It was 90 years ago this month – 6th and 7th January, 1928 – that the River Thames flooded disastrously in what was the last major flood in central London.
Fourteen people are reported to have died and some 4,000 made homeless when the river burst its banks and spilled over the top of the Thames Embankment. Part of the Chelsea Embankment collapsed.
The flood – which was blamed on a range of factors including a sudden thaw upstream, heavy rain, a tidal surge and the impact of dredging – peaked at about 1.30am on 7th January at a height of 18 foot, three inches (5.56 metres) above ordnance datum.
The city saw extensive flooding on the City of London itself as well as in Southwark and as far upriver as Putney and Hammersmith and downriver in Greenwich and Woolwich as well as beyond.
Most of the deaths occurred when the embankment gave way near Lambeth Bridge and a wall of water swept through the slums on the Westminster side of the bridge with 10 people losing their lives.
Among the buildings flooded were the Tate Gallery at Millbank – where many works including some by JMW Turner were damaged, parts of the Houses of Parliament including Westminster Hall and the House of Commons, numerous Underground stations and Blackwall and Rotherhithe tunnels. The moat of the Tower of London, dry for 80 years, was filled.
While the flood waters receded by the end of the day, the damage took years to repair with many buildings in Millbank, the worst affected area, demolished.
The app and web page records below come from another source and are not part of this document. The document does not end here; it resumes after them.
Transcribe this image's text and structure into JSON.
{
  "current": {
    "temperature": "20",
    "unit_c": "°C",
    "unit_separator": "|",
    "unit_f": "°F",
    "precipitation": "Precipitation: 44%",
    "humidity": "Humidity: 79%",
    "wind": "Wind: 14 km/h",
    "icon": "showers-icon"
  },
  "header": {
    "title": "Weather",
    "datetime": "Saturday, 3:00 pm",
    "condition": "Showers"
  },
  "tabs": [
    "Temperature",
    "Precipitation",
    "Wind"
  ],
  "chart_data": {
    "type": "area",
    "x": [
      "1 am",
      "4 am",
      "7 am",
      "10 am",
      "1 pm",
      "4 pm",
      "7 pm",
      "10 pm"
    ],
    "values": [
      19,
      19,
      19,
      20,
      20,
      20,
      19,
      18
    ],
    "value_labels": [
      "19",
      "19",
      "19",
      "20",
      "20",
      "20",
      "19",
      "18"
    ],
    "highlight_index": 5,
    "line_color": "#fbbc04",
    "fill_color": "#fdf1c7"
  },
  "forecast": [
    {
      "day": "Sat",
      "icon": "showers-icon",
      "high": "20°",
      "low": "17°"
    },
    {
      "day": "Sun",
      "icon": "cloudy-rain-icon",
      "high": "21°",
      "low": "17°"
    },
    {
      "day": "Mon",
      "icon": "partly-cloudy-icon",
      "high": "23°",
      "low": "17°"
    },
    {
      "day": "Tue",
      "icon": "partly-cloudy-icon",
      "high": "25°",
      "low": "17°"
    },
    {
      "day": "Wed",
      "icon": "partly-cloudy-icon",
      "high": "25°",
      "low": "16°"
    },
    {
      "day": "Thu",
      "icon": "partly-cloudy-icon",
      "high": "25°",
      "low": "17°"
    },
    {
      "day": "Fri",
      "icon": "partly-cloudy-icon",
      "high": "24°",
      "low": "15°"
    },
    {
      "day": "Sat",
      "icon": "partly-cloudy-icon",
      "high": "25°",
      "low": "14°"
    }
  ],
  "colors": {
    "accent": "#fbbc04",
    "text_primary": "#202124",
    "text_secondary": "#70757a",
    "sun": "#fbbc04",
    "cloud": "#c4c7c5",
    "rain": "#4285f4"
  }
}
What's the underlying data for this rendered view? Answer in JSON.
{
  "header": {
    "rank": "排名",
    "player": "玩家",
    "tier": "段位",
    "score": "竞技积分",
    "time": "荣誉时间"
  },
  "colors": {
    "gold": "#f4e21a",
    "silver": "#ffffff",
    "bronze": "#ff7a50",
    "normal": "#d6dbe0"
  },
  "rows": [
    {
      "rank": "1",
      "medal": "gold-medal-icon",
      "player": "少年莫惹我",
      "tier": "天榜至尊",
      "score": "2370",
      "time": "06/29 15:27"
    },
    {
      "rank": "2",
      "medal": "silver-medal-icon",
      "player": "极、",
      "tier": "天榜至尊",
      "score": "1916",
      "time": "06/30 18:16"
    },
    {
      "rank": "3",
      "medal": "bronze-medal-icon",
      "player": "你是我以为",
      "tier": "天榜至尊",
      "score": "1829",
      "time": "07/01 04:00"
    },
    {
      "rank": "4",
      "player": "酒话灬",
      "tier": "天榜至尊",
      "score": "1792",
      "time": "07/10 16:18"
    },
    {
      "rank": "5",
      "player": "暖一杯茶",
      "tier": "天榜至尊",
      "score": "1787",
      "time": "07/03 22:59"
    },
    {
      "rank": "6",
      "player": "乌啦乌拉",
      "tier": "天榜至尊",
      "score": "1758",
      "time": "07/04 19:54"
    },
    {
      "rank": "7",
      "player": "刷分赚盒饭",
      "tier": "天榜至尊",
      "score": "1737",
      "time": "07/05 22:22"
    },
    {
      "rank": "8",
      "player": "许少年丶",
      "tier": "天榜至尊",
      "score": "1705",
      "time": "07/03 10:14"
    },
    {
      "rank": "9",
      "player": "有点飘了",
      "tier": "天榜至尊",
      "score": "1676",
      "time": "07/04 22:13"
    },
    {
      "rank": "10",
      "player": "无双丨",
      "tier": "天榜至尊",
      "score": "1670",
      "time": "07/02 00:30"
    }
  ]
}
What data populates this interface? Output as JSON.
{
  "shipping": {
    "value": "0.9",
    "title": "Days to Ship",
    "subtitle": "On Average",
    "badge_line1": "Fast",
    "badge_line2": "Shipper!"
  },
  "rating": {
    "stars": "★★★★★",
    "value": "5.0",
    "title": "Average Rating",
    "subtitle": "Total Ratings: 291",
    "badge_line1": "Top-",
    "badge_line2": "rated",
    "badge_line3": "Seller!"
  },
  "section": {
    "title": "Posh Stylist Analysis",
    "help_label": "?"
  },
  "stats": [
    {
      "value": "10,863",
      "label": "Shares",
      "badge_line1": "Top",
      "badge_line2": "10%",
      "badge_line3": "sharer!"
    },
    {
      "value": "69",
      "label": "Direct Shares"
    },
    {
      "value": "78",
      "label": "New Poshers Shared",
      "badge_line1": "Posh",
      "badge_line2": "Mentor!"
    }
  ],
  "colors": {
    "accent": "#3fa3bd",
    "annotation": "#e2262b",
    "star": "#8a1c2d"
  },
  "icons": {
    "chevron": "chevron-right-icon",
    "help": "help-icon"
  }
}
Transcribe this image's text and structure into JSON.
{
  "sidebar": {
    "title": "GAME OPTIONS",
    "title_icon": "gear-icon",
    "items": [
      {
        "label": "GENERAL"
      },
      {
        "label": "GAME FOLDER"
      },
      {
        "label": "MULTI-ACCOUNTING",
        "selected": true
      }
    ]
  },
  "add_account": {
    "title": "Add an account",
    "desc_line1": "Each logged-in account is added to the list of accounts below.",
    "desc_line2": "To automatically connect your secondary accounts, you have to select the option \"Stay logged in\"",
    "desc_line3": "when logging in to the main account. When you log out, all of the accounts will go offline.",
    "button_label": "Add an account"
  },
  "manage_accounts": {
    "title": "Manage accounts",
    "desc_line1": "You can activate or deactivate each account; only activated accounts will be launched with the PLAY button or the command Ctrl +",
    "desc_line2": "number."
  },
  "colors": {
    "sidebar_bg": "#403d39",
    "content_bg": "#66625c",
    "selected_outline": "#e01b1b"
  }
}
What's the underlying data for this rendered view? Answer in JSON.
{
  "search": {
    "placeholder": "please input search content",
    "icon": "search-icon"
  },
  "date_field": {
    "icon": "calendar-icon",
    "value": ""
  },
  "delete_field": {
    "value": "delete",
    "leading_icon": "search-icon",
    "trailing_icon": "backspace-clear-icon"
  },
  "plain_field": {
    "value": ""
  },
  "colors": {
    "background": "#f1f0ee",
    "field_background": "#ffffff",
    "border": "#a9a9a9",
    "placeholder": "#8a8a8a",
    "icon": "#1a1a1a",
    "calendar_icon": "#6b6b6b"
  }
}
Embankments were raised in the wake of the flooding but it wasn’t until after the North Sea flood of 1953 that authorities took action to build the Thames Barrier (it was eventually completed in 1982).
Above – A marker recording the height of the flood outside Trinity Hospital in Greenwich (the plaque below right records the details).